Final verdict? I enjoyed this one, and I hope you do too. Definitely give it a read. “Something Strange and Deadly” is out from HarperTeen on July 24th, 2012 in North America, so be sure to check it out then.
(posted to goodreads, shelfari, and birthofanewwitch.wordpress.com)(less)
Oh, guys. THIS BOOK. It was just...ugh, I almost have no words for how much I loved "A Temptation of Angels". Even though I also loved the "Prophecy o...moreOh, guys. THIS BOOK. It was just...ugh, I almost have no words for how much I loved "A Temptation of Angels". Even though I also loved the "Prophecy of the Sisters" trilogy, "Angels" just shows how far Zink has come as an author since her debut in 2009. This story is one tight, fast-paced thrill ride of a book, with angels, demons, romance, awesome technology, and mystery that will keep you reading until the end.
I get the feeling that this book is a standalone (though this hasn't been confirmed yet), because it reads like one. That alone is really refreshing. The story feels finished by the last page, and pretty much nothing is lacking throughout the entire story - the characters are entirely developed, there were no characters that were useless or made me question why they were there in the first place, and there was tension on more or less every single page. That's incredibly hard to do (all of that) on individual terms when writing a book, but to manage to get all of that right in one book is pretty awesome. It only shows how far Zink has come as a writer, both in world-building and in technical areas, since her debut.

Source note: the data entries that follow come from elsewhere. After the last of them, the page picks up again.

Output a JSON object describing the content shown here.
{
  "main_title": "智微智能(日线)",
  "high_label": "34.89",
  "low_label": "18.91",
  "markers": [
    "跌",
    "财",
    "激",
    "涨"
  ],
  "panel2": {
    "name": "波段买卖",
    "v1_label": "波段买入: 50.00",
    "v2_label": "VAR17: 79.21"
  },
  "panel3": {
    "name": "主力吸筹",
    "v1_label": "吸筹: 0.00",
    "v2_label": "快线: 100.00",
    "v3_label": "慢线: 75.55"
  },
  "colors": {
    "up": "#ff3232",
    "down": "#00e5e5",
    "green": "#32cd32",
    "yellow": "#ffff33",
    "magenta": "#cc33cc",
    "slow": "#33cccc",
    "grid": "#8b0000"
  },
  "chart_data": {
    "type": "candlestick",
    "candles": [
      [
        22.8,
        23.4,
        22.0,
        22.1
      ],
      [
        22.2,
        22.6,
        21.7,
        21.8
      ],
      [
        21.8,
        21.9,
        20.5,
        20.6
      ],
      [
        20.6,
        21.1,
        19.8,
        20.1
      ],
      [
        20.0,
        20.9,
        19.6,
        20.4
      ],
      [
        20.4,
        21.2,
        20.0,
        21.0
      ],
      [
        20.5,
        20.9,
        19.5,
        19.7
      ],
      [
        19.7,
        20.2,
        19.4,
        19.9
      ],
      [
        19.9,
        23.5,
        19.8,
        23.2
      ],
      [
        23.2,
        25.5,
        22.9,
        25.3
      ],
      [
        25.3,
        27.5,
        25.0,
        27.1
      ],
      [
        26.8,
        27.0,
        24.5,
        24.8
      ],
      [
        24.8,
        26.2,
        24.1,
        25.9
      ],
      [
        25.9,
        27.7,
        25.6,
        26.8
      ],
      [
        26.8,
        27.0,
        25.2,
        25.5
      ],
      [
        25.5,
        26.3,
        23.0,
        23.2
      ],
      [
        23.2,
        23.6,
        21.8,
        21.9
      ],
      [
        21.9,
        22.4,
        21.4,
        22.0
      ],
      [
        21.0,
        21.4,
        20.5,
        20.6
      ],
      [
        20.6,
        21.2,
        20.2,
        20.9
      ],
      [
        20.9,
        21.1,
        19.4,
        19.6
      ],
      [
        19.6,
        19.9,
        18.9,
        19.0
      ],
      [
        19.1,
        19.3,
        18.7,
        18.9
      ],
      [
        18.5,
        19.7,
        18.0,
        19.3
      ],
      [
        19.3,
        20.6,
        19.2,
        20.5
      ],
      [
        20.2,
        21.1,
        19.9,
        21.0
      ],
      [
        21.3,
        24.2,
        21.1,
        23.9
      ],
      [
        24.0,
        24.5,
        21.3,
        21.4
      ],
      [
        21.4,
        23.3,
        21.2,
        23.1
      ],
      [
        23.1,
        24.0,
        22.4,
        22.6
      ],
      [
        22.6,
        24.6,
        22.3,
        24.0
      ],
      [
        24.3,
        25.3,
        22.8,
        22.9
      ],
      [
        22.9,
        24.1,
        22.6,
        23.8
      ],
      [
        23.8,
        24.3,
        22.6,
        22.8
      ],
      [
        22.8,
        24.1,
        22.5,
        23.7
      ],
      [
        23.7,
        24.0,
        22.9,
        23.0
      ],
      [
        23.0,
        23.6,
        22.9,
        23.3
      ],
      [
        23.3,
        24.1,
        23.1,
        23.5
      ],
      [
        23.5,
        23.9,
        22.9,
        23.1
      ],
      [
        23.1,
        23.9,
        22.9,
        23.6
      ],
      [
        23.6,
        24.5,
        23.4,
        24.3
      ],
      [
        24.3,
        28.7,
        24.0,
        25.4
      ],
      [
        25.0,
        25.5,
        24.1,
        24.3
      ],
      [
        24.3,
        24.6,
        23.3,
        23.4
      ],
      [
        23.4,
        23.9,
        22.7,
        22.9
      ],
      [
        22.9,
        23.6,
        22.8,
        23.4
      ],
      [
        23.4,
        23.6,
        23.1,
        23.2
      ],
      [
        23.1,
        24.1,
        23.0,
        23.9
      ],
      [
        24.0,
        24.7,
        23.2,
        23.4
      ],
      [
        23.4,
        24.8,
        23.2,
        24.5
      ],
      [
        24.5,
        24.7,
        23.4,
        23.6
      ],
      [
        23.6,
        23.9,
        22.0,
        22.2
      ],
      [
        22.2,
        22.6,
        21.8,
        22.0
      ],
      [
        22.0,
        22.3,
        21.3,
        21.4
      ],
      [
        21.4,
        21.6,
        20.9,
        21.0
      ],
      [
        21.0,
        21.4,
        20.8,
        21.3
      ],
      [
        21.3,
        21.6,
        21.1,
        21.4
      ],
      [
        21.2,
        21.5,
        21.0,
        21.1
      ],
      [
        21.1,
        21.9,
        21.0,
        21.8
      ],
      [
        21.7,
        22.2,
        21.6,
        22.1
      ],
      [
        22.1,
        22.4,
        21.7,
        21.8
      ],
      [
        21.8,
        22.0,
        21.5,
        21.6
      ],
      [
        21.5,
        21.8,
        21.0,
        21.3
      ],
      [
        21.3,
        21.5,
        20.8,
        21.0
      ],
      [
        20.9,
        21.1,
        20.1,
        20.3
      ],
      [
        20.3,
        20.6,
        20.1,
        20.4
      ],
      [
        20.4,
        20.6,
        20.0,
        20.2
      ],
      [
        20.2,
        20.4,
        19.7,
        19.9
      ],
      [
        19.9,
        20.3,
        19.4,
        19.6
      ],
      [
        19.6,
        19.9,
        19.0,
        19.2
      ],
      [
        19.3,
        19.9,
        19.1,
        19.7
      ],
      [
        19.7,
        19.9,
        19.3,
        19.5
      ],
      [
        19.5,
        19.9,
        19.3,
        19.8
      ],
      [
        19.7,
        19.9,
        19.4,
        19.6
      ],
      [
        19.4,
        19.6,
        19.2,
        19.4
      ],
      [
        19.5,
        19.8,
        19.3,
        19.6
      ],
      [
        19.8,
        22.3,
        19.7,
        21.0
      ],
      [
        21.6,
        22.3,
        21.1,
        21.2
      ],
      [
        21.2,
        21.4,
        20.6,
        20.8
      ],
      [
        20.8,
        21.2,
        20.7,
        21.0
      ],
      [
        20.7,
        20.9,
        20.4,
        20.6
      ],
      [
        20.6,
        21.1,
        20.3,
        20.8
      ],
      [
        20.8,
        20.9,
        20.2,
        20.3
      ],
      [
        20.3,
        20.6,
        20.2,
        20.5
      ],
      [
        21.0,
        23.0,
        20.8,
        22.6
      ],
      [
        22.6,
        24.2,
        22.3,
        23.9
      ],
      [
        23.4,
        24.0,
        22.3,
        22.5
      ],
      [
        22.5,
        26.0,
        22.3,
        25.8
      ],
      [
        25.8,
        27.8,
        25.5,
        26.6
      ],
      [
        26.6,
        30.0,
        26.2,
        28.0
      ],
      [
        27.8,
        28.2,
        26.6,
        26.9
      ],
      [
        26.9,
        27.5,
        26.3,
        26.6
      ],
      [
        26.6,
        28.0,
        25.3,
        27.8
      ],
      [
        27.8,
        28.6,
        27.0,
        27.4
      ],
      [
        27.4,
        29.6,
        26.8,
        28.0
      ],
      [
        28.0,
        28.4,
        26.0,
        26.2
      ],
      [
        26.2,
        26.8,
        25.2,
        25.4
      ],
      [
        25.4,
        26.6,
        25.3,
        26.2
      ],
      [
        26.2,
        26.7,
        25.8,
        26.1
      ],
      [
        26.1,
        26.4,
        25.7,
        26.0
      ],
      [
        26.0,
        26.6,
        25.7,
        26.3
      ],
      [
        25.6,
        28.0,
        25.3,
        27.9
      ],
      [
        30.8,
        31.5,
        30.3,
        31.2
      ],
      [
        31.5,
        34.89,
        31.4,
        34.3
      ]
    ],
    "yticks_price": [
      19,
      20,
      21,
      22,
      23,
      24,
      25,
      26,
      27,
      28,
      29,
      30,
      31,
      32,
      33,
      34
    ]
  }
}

The only question lingering I had was about the full development of Raum's character, but the backstory given later in the book, though not quite enough to my taste, along with the action on pretty much every single page more than made up for that, as he wasn't really a huge part of the plot until the very end. Even then, he was more woven into the ending than stood out as an individual character. More of a means to an end rather than a separate person. Which totally fine with me -- the approach taken to character building this way, whether conscious or not on Zink's part -- was new and awesome, and I can only hope other authors can be as brave when trying this out.
Otherwise? Loved it. All of it. It's that awesome. If I could give this more than five stars, I would. Definitely on my brand shiny new best of 2012 list. If you're a fan of historical paranormal fiction or just want something new to try, period, go for "A Temptation of Angels". It hits bookshelves in North America in March, 2012 (other places, ask your local bookseller). It'll be worth the wait, guys. I promise.
(posted to goodreads, shelfari, librarything, and witchoftheatregoing.wordpress.com)(less)